Whenever a line below includes the word "Learning", copy that line.

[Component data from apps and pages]
--- --- ---
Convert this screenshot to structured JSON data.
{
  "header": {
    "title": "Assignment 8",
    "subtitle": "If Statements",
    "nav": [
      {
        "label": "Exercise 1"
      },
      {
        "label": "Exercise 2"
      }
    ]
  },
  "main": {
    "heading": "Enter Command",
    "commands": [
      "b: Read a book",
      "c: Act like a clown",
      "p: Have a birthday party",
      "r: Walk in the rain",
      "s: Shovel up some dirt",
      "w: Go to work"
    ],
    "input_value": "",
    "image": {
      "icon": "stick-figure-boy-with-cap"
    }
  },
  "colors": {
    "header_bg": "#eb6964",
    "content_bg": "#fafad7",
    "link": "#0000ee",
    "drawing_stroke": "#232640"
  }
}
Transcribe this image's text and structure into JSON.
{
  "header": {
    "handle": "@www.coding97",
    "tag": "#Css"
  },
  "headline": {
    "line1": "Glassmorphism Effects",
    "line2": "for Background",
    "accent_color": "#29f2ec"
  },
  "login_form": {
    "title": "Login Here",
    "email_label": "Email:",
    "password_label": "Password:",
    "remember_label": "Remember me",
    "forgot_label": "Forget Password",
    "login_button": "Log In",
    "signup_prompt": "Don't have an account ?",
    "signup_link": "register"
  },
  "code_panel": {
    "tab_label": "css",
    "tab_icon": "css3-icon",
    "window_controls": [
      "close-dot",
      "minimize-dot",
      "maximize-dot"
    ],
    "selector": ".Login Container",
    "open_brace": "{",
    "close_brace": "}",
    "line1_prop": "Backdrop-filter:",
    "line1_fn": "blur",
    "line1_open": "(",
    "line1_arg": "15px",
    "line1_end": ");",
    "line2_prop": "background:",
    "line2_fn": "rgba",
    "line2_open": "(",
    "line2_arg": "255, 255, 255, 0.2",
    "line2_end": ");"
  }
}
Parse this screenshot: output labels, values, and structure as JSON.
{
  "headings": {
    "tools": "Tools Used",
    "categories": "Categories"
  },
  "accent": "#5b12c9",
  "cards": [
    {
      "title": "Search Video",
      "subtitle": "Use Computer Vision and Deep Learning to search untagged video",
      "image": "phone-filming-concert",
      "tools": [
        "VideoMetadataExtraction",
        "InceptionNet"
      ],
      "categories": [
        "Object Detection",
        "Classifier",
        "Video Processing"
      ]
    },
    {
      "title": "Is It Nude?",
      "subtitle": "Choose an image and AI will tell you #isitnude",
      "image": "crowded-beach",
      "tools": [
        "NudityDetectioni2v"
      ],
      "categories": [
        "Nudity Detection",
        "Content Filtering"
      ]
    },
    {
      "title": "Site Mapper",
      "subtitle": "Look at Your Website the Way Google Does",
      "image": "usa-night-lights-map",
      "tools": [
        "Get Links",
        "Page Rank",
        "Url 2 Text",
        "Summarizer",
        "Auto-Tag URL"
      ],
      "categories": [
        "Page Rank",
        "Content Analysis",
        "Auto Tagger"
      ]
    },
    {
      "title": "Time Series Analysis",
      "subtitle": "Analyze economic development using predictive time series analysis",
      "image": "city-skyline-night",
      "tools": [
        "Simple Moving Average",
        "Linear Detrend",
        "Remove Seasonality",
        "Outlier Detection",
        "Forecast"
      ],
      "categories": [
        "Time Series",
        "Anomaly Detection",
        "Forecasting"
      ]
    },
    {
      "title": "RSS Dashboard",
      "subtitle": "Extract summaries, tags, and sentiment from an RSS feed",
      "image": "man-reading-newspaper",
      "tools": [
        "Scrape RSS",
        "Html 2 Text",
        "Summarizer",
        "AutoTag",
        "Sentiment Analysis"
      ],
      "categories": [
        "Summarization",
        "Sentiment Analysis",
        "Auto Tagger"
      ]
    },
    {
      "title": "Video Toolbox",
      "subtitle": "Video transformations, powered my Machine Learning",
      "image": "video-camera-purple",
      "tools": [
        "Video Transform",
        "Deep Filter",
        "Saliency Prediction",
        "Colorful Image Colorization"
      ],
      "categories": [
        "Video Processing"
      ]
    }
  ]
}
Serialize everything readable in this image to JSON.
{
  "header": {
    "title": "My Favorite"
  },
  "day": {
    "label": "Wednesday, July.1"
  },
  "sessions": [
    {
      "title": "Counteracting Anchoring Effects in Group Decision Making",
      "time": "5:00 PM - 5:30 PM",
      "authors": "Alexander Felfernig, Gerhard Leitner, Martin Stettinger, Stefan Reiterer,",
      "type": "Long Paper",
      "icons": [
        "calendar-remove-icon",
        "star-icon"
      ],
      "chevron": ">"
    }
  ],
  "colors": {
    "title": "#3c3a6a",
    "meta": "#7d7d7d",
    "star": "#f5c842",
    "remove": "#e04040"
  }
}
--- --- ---
— Result of the task —
      "subtitle": "Use Computer Vision and Deep Learning to search untagged video",
      "subtitle": "Video transformations, powered my Machine Learning",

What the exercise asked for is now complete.